Makes no difference how good we actually are. No matter what, our collective pass rate cannot exceed 80 percent.
I’d guess that at least some other jurisdictions have quota systems along the same lines, though I’ve yet to uncover proof.
What does that 80-percent maximum success rate do for our public image? What impact does it have on the insurance industry’s view of us? Or on the new recruits we so desperately need?
Why would anyone want to work as a driver — or even as a rate clerk, for that matter — if they perceived that 20 percent of the machinery they depend on was formally labelled unfit to be on the road?
But why no outrage? Why haven’t I seen the industry up in arms?
I’ve had emailed letters on this, of course, including one from a veteran player who asked exactly those questions. But the correspondence has come mostly from drivers and small-fleet operators who’ve been at the sharp end of this shameful system. We get such letters all the time anyway — and I mean all the time — but now they’re soaked in even more frustration.

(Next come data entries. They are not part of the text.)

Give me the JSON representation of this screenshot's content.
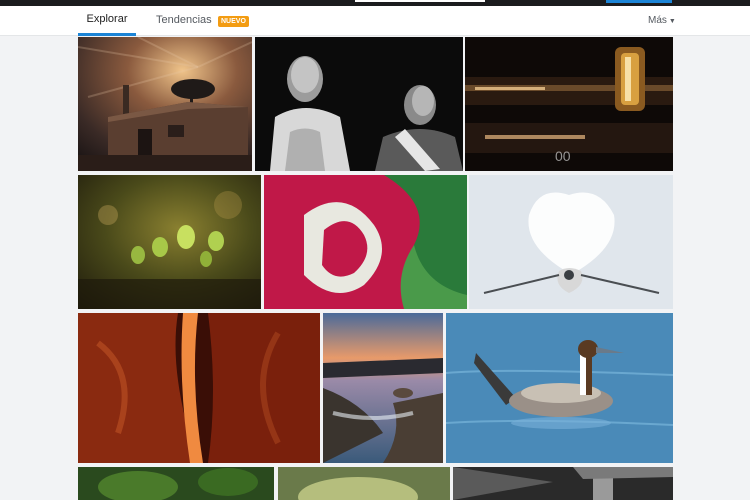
{
  "nav": {
    "tabs": [
      {
        "label": "Explorar",
        "active": true
      },
      {
        "label": "Tendencias",
        "active": false
      }
    ],
    "new_badge": "NUEVO",
    "more_label": "Más"
  },
  "colors": {
    "accent": "#1b84d6",
    "badge": "#f39c12",
    "topbar": "#1b1c1e"
  },
  "photos": [
    {
      "subject": "abandoned wooden shack at dusk"
    },
    {
      "subject": "black and white portrait of two men"
    },
    {
      "subject": "close-up of vintage radio with gold knob"
    },
    {
      "subject": "water droplets on green sprouts"
    },
    {
      "subject": "red and green fabric folds"
    },
    {
      "subject": "white tulle bundle tied with ribbon"
    },
    {
      "subject": "red sandstone slot canyon"
    },
    {
      "subject": "rocky seashore at sunset"
    },
    {
      "subject": "pintail duck swimming on blue water"
    },
    {
      "subject": "green foliage"
    },
    {
      "subject": "soft green light"
    },
    {
      "subject": "black and white interior"
    }
  ]
}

Like this example: a driver who’d been stopped at a scale was fined more than $300 and put out of service for 72 hours because one of his fuel receipts had a different name for the town where he’d filled his tanks than the one he’d put in his log book. He went with what his GPS told him instead of looking at the actual receipt, which was from three days prior. The inspectors went over his truck for an hour but couldn’t find anything wrong — but after all that effort they had come up with something, so they nailed him for a very, very questionable log infraction. Another driver apparently suffered more or less exactly the same fate at about the same time at the same scale.
Now, my correspondent does a daily, dedicated run that’s only 330 miles and he was just 45 miles from home at the time. So it was quite obvious that he was neither tired nor cheating on his log.
“Unbelievable,” he concluded. I’d say worse.
Let’s go back to outrage. Is there anything else you do in your work or private life where you’d be satisfied knowing that the most you could achieve was 80 percent?
OK, maybe golf. And fishing.
But seriously, would you see a doctor if you thought he was officially only 80 percent good at what he does? Sure, 100 percent in anything is not a common score, but some people do get there sometimes, and we all have to think it’s possible. We need that target as motivation to be better. Who’s going to get excited about achieving 80 percent?
I could go on and on about the ways in which such a quota does serious harm to an industry that, for the most part, has been busting its hindquarter in recent years to be compliant with a vast and expanding array of safety rules and regs. If you own or manage a fleet of any size at all, you don’t need me to tell you what compliance costs. Just a decade ago you wouldn’t have considered needing to have a vice president of compliance on staff. Now you do.
So, am I wrong in thinking outrage is the right response here?